Touche also argues that the district court abused its discretion because it impermissibly based Touche's fifteen month sentence on its opinion that Touche was not sufficiently punished for the sexual abuse of a five year-old girl. At the dispositional hearing, the district court commented that he found Touche's offense to be particularly egregious and that his policy was to give defendants found guilty of such crimes the longest sentence possible under the law. The court also observed that Touche's original sentence for this crime was fifteen months less than the maximum sentence within the Guideline range, and that he would have given Touche an additional fifteen months had he sentenced Touche for this crime. As Touche acknowledges, we have previously held that under § 3553(a) the district court may consider any leniency shown towards the defendant at his original sentencing when imposing a sentence in connection with the revocation of supervised release. See Kaniss, 150 F.3d at 968. In Kaniss, the district court imposed a sentence upon revocation of supervised release that was longer than the recommendation of § 7B1.4, relying partly on the fact that the defendant had originally been sentenced for only four and one-half years when he could have received a sentence of at least twenty years. Id. We held that the court did not abuse its discretion by taking into account this earlier leniency. Touche argues that his situation is distinguishable because his original sentence of 120 months was only fifteen months less than the maximum he could have received.

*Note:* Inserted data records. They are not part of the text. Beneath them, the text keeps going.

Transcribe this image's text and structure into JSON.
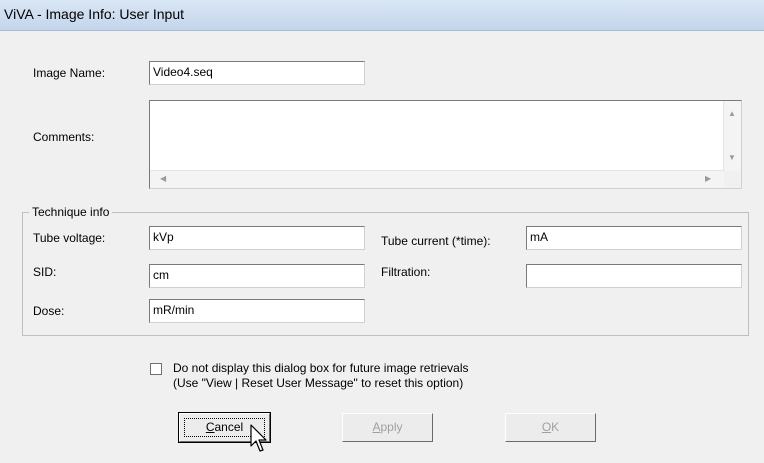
{
  "window": {
    "title": "ViVA - Image Info: User Input"
  },
  "image_name": {
    "label": "Image Name:",
    "value": "Video4.seq"
  },
  "comments": {
    "label": "Comments:",
    "value": ""
  },
  "technique": {
    "title": "Technique info",
    "tube_voltage": {
      "label": "Tube voltage:",
      "value": "kVp"
    },
    "tube_current": {
      "label": "Tube current (*time):",
      "value": "mA"
    },
    "sid": {
      "label": "SID:",
      "value": "cm"
    },
    "filtration": {
      "label": "Filtration:",
      "value": ""
    },
    "dose": {
      "label": "Dose:",
      "value": "mR/min"
    }
  },
  "option": {
    "checked": false,
    "line1": "Do not display this dialog box for future image retrievals",
    "line2": "(Use \"View | Reset User Message\" to reset this option)"
  },
  "buttons": {
    "cancel": {
      "mnemonic": "C",
      "rest": "ancel"
    },
    "apply": {
      "mnemonic": "A",
      "rest": "pply",
      "enabled": false
    },
    "ok": {
      "mnemonic": "O",
      "rest": "K",
      "enabled": false
    }
  },
  "icons": {
    "scroll_up": "triangle-up",
    "scroll_down": "triangle-down",
    "scroll_left": "triangle-left",
    "scroll_right": "triangle-right",
    "cursor": "arrow-pointer"
  }
}
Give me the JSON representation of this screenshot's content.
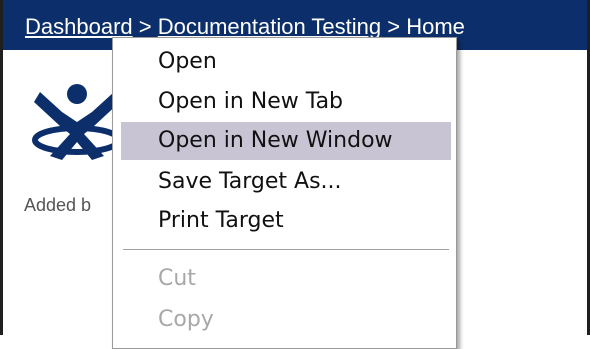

We are not persuaded by this argument. The fact that Touche's original sentence was less lenient than the defendant's in Kaniss does not make this factor irrelevant in determining a sentence that accommodates § 3553(a)'s goals of promoting deterrence and respect for the law. Moreover, although Touche argues that he benefitted from leniency at his original sentencing much less than the defendant in Kaniss, the district court's sentence for Touche's supervised release violation exceeded the suggested range by only five months, whereas the court in Kaniss exceeded the guideline range by a greater margin. Kaniss, 150 F.3d at 968 (two years longer than the range suggested by § 7B1.4). We conclude that the district court did not abuse its discretion when it took the length of Touche's original sentence into account in calculating the sentence for his violation of the conditions of his supervised release.
We affirm the sentence imposed by the district court.